Chilean Spanish, the Chilean dialect or Chilean castellano has three major influences: the indigenous languages (the Mapuche language and the Quechua of the south), “rioplatense” Spanish and that of the European immigrants of the mid-1800s. The main differences between the Spanish spoken in Chile and other Latin American dialects basically lie in the pronunciation, syntax and vocabulary. It is recognized for having a variety of sounds for each situation and for the conjugation of the second person singular (tú).
• Syntax and grammar:
– Common use of the double direct object. “La fui a verla”.
– Absence of“dequeísmo” (use of “de que”). Generally “queismo” (use of “que”) is used in every case: “Estaba segura que me lo dejé olvidado”.
– Third person possessive. “Nuestro” (“our”) always becomes “de nosotros” (“of us”): “Ese de ahí es el auto de nosotros”.
– Useof the imperative mode with the verb“ir” (“to go”). The verb “ir” is conjugated differently: “Ándate y cómprame eso”.
– Proper names preceded by articles. For example, “Juan y María” (“Juan and Maria”) becomes “el Juan y la María” (“the Juan and the Maria”).
• Treatment: pronouns vary according to contextual situations.
1. Usted: in the oral environment, shows distance and respect. Also used in the written environment (business documents).
2. Tú: “tuteo” (the use of “tu”) is the most common form of address.

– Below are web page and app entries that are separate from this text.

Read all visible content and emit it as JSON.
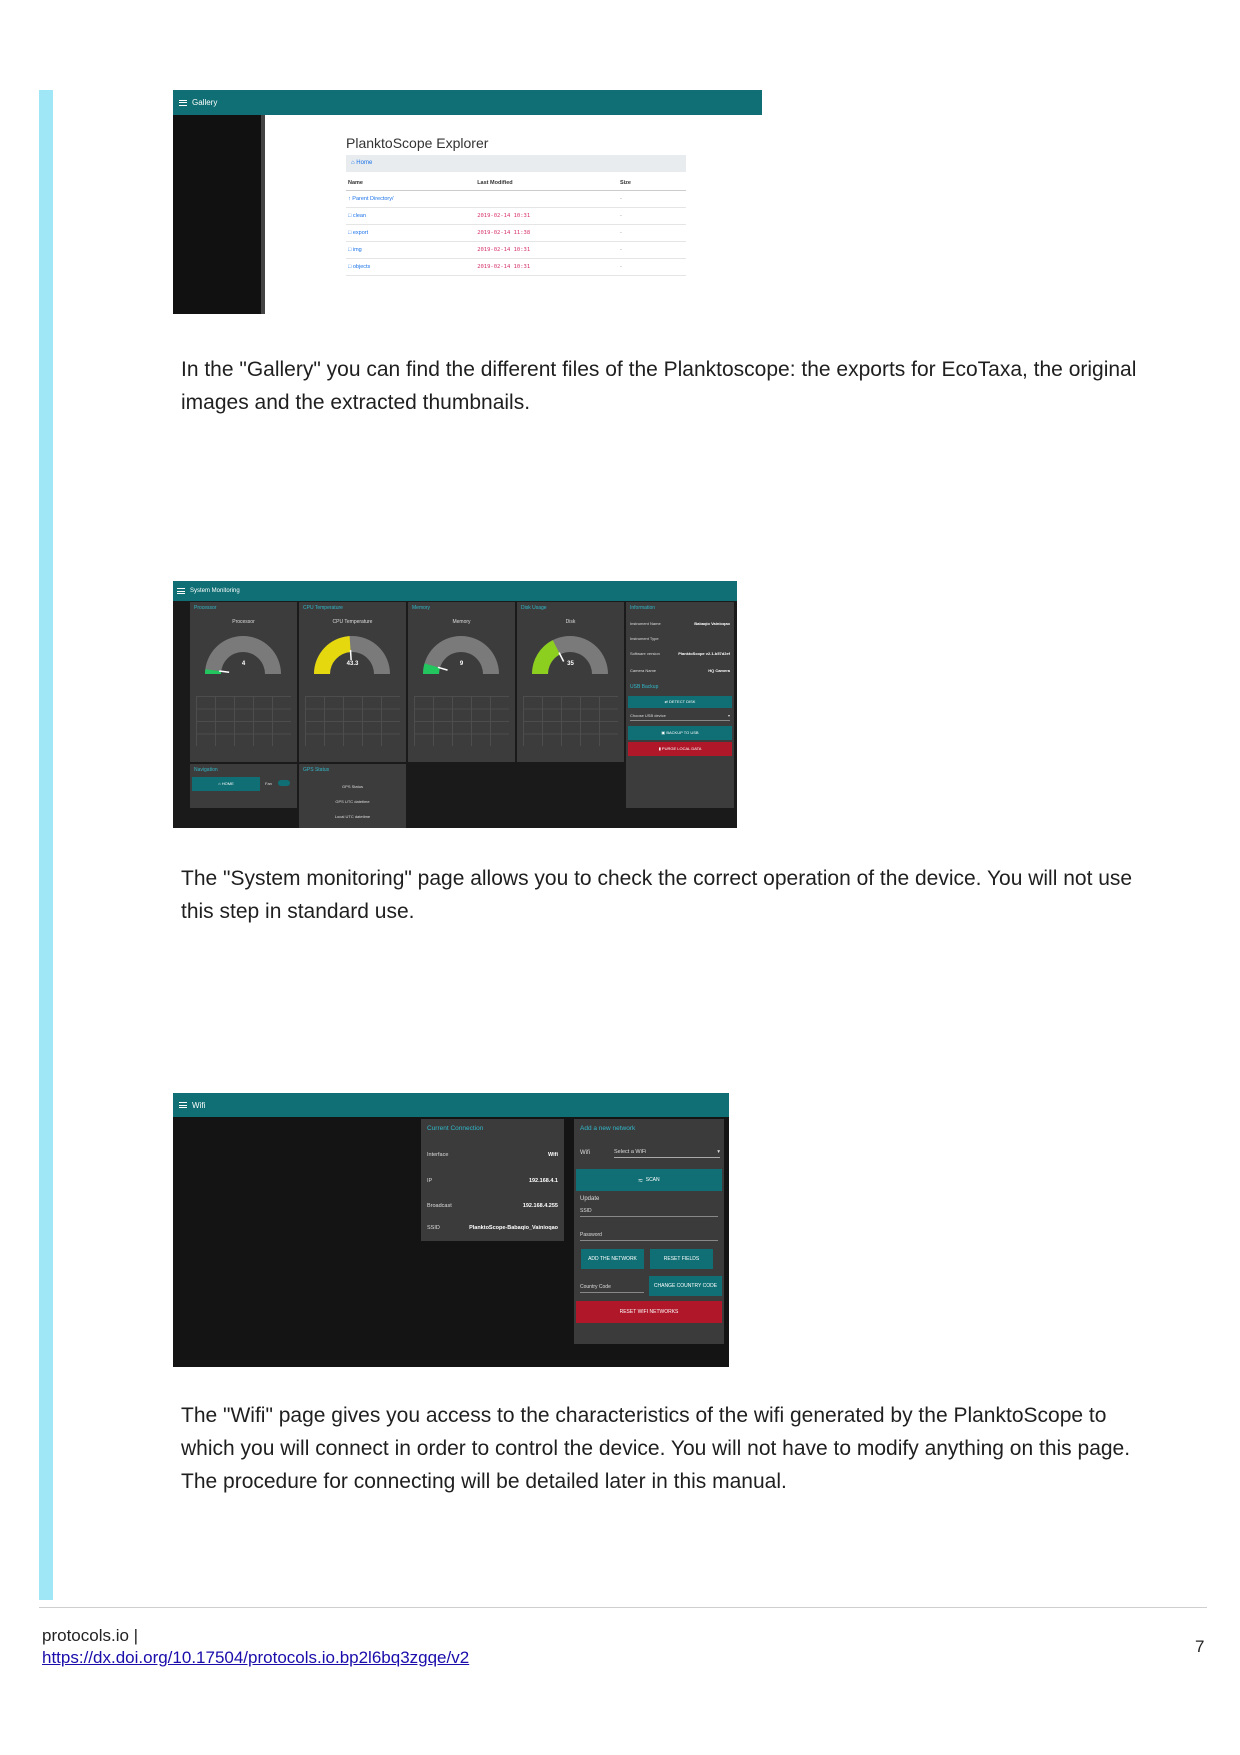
{
  "gallery": {
    "bar_title": "Gallery",
    "explorer_title": "PlanktoScope Explorer",
    "breadcrumb": "Home",
    "columns": [
      "Name",
      "Last Modified",
      "Size"
    ],
    "rows": [
      {
        "name": "Parent Directory/",
        "modified": "",
        "size": "-"
      },
      {
        "name": "clean",
        "modified": "2019-02-14 10:31",
        "size": "-"
      },
      {
        "name": "export",
        "modified": "2019-02-14 11:38",
        "size": "-"
      },
      {
        "name": "img",
        "modified": "2019-02-14 10:31",
        "size": "-"
      },
      {
        "name": "objects",
        "modified": "2019-02-14 10:31",
        "size": "-"
      }
    ]
  },
  "gallery_text": "In the \"Gallery\" you can find the different files of the Planktoscope: the exports for EcoTaxa, the original images and the extracted thumbnails.",
  "sysmon": {
    "bar_title": "System Monitoring",
    "panels": [
      {
        "title": "Processor",
        "label": "Processor",
        "value": "4",
        "percent": 4,
        "color": "#22c55e"
      },
      {
        "title": "CPU Temperature",
        "label": "CPU Temperature",
        "value": "43.3",
        "percent": 48,
        "color": "#e5d80f"
      },
      {
        "title": "Memory",
        "label": "Memory",
        "value": "9",
        "percent": 9,
        "color": "#22c55e"
      },
      {
        "title": "Disk Usage",
        "label": "Disk",
        "value": "35",
        "percent": 35,
        "color": "#8ccf1e"
      }
    ],
    "information": {
      "title": "Information",
      "rows": [
        {
          "k": "Instrument Name",
          "v": "Babaqio Vainioqao"
        },
        {
          "k": "Instrument Type",
          "v": ""
        },
        {
          "k": "Software version",
          "v": "PlanktoScope v2.1-b57d2ef"
        },
        {
          "k": "Camera Name",
          "v": "HQ Camera"
        }
      ],
      "usb_title": "USB Backup",
      "detect_label": "DETECT DISK",
      "choose_label": "Choose USB device",
      "backup_label": "BACKUP TO USB",
      "purge_label": "PURGE LOCAL DATA"
    },
    "navigation": {
      "title": "Navigation",
      "home_label": "HOME",
      "fan_label": "Fan"
    },
    "gps": {
      "title": "GPS Status",
      "items": [
        "GPS Status",
        "GPS UTC datetime",
        "Local UTC datetime"
      ]
    }
  },
  "sysmon_text": "The \"System monitoring\" page allows you to check the correct operation of the device. You will not use this step in standard use.",
  "wifi": {
    "bar_title": "Wifi",
    "current": {
      "title": "Current Connection",
      "rows": [
        {
          "k": "Interface",
          "v": "Wifi"
        },
        {
          "k": "IP",
          "v": "192.168.4.1"
        },
        {
          "k": "Broadcast",
          "v": "192.168.4.255"
        },
        {
          "k": "SSID",
          "v": "PlanktoScope-Babaqio_Vainioqao"
        }
      ]
    },
    "add": {
      "title": "Add a new network",
      "wifi_label": "Wifi",
      "select_placeholder": "Select a WiFi",
      "scan_label": "SCAN",
      "update_label": "Update",
      "ssid_label": "SSID",
      "password_label": "Password",
      "add_label": "ADD THE NETWORK",
      "reset_fields_label": "RESET FIELDS",
      "country_label": "Country Code",
      "change_country_label": "CHANGE COUNTRY CODE",
      "reset_wifi_label": "RESET WIFI NETWORKS"
    }
  },
  "wifi_text": "The \"Wifi\" page gives you access to the characteristics of the wifi generated by the PlanktoScope to which you will connect in order to control the device. You will not have to modify anything on this page. The procedure for connecting will be detailed later in this manual.",
  "footer": {
    "site": "protocols.io |",
    "link": "https://dx.doi.org/10.17504/protocols.io.bp2l6bq3zgqe/v2",
    "page": "7"
  }
}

3. Vos: the use of “vos” differsfrom that of other countries such as Argentina, Uruguay and Colombia: here, the use of the pronoun “vos” can show contempt; the spoken situation, in this case, is extremely colloquial.
• Lexis: some examples.
– al tiro: right now
– andar pato: to be broke
– ¿cachai?: ¿do you understand?
– chutear: to shoot (football)
– denante: a while ago
– guagua: baby, small child
– nanay: to caress with the aim of relieving pain
– pololo: boyfriend
– trome: metro (transport)
With this type of colorful Spanish we have to familiarize ourselves with the uses, customs, spoken contexts, broad lexical variations and the differences in syntax and grammar. The key to successfully translating to or from Chilean Spanish is … location, location, location.